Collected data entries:

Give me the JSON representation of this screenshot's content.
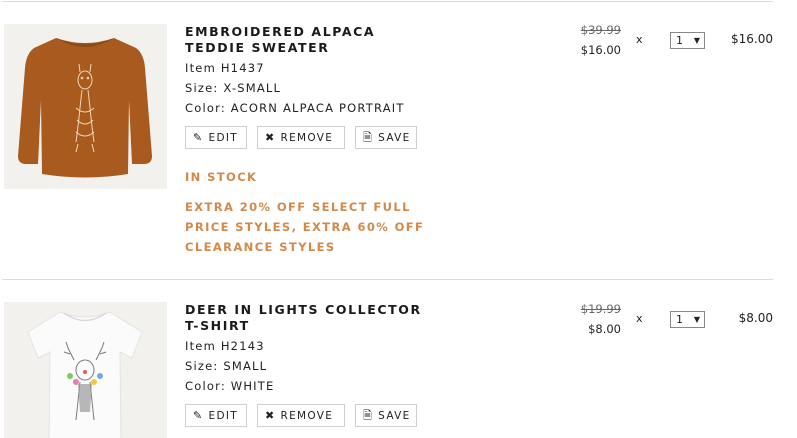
{
  "cart": {
    "items": [
      {
        "name": "EMBROIDERED ALPACA TEDDIE SWEATER",
        "item_no": "Item H1437",
        "size": "Size: X-SMALL",
        "color": "Color: ACORN ALPACA PORTRAIT",
        "stock": "IN STOCK",
        "promo": "EXTRA 20% OFF SELECT FULL PRICE STYLES, EXTRA 60% OFF CLEARANCE STYLES",
        "original_price": "$39.99",
        "sale_price": "$16.00",
        "times": "x",
        "quantity": "1",
        "total": "$16.00",
        "image": "sweater-alpaca-image"
      },
      {
        "name": "DEER IN LIGHTS COLLECTOR T-SHIRT",
        "item_no": "Item H2143",
        "size": "Size: SMALL",
        "color": "Color: WHITE",
        "original_price": "$19.99",
        "sale_price": "$8.00",
        "times": "x",
        "quantity": "1",
        "total": "$8.00",
        "image": "tshirt-deer-image"
      }
    ],
    "buttons": {
      "edit": "EDIT",
      "remove": "REMOVE",
      "save": "SAVE"
    },
    "icons": {
      "edit": "pencil-icon",
      "remove": "x-icon",
      "save": "document-icon",
      "qty": "caret-down-icon"
    },
    "colors": {
      "accent": "#d2894a",
      "sweater": "#a85a1f"
    }
  }
}
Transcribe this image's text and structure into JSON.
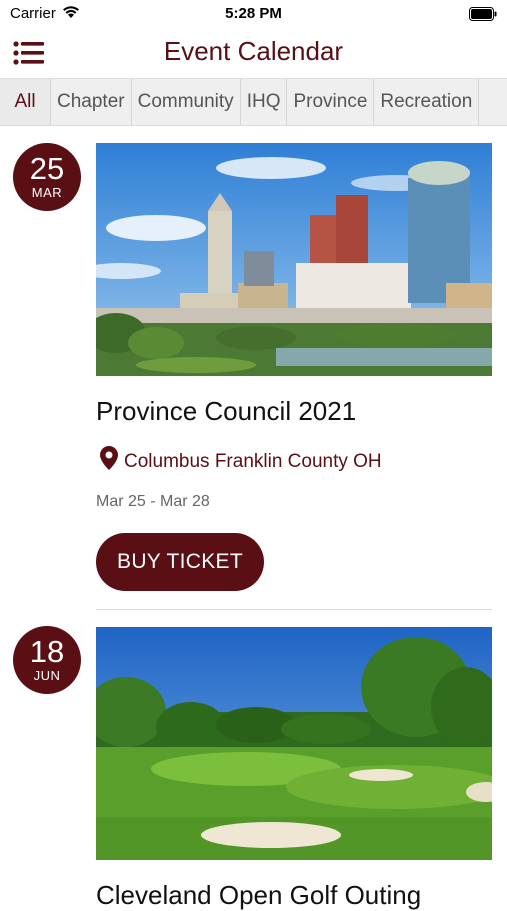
{
  "status_bar": {
    "carrier": "Carrier",
    "time": "5:28 PM"
  },
  "header": {
    "title": "Event Calendar",
    "menu_icon": "list-menu-icon"
  },
  "tabs": [
    {
      "label": "All",
      "active": true
    },
    {
      "label": "Chapter",
      "active": false
    },
    {
      "label": "Community",
      "active": false
    },
    {
      "label": "IHQ",
      "active": false
    },
    {
      "label": "Province",
      "active": false
    },
    {
      "label": "Recreation",
      "active": false
    }
  ],
  "events": [
    {
      "day": "25",
      "month": "MAR",
      "title": "Province Council 2021",
      "location": "Columbus Franklin County OH",
      "dates": "Mar 25 - Mar 28",
      "button_label": "BUY TICKET"
    },
    {
      "day": "18",
      "month": "JUN",
      "title": "Cleveland Open Golf Outing"
    }
  ],
  "colors": {
    "brand": "#5a0f14",
    "tab_bg": "#efefef"
  }
}
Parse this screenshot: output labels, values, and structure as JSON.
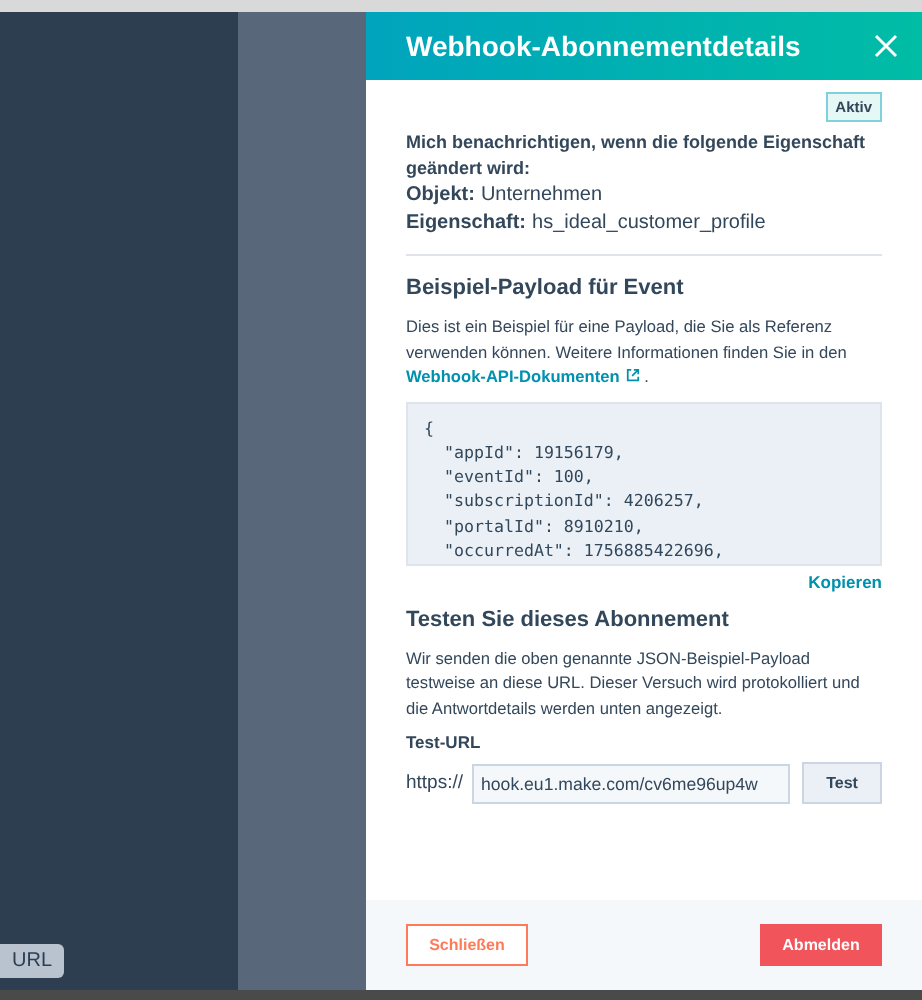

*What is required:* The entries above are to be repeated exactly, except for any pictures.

*Solution to the exercise:*
Give me the JSON representation of this screenshot's content.
{
  "cart": {
    "items": [
      {
        "name": "EMBROIDERED ALPACA TEDDIE SWEATER",
        "item_no": "Item H1437",
        "size": "Size: X-SMALL",
        "color": "Color: ACORN ALPACA PORTRAIT",
        "stock": "IN STOCK",
        "promo": "EXTRA 20% OFF SELECT FULL PRICE STYLES, EXTRA 60% OFF CLEARANCE STYLES",
        "original_price": "$39.99",
        "sale_price": "$16.00",
        "times": "x",
        "quantity": "1",
        "total": "$16.00",
        "image": "sweater-alpaca-image"
      },
      {
        "name": "DEER IN LIGHTS COLLECTOR T-SHIRT",
        "item_no": "Item H2143",
        "size": "Size: SMALL",
        "color": "Color: WHITE",
        "original_price": "$19.99",
        "sale_price": "$8.00",
        "times": "x",
        "quantity": "1",
        "total": "$8.00",
        "image": "tshirt-deer-image"
      }
    ],
    "buttons": {
      "edit": "EDIT",
      "remove": "REMOVE",
      "save": "SAVE"
    },
    "icons": {
      "edit": "pencil-icon",
      "remove": "x-icon",
      "save": "document-icon",
      "qty": "caret-down-icon"
    },
    "colors": {
      "accent": "#d2894a",
      "sweater": "#a85a1f"
    }
  }
}
Transcribe this image's text and structure into JSON.
{
  "status_bar": {
    "carrier": "Carrier",
    "time": "5:28 PM"
  },
  "header": {
    "title": "Event Calendar",
    "menu_icon": "list-menu-icon"
  },
  "tabs": [
    {
      "label": "All",
      "active": true
    },
    {
      "label": "Chapter",
      "active": false
    },
    {
      "label": "Community",
      "active": false
    },
    {
      "label": "IHQ",
      "active": false
    },
    {
      "label": "Province",
      "active": false
    },
    {
      "label": "Recreation",
      "active": false
    }
  ],
  "events": [
    {
      "day": "25",
      "month": "MAR",
      "title": "Province Council 2021",
      "location": "Columbus Franklin County OH",
      "dates": "Mar 25 - Mar 28",
      "button_label": "BUY TICKET"
    },
    {
      "day": "18",
      "month": "JUN",
      "title": "Cleveland Open Golf Outing"
    }
  ],
  "colors": {
    "brand": "#5a0f14",
    "tab_bg": "#efefef"
  }
}
Parse this screenshot: output labels, values, and structure as JSON.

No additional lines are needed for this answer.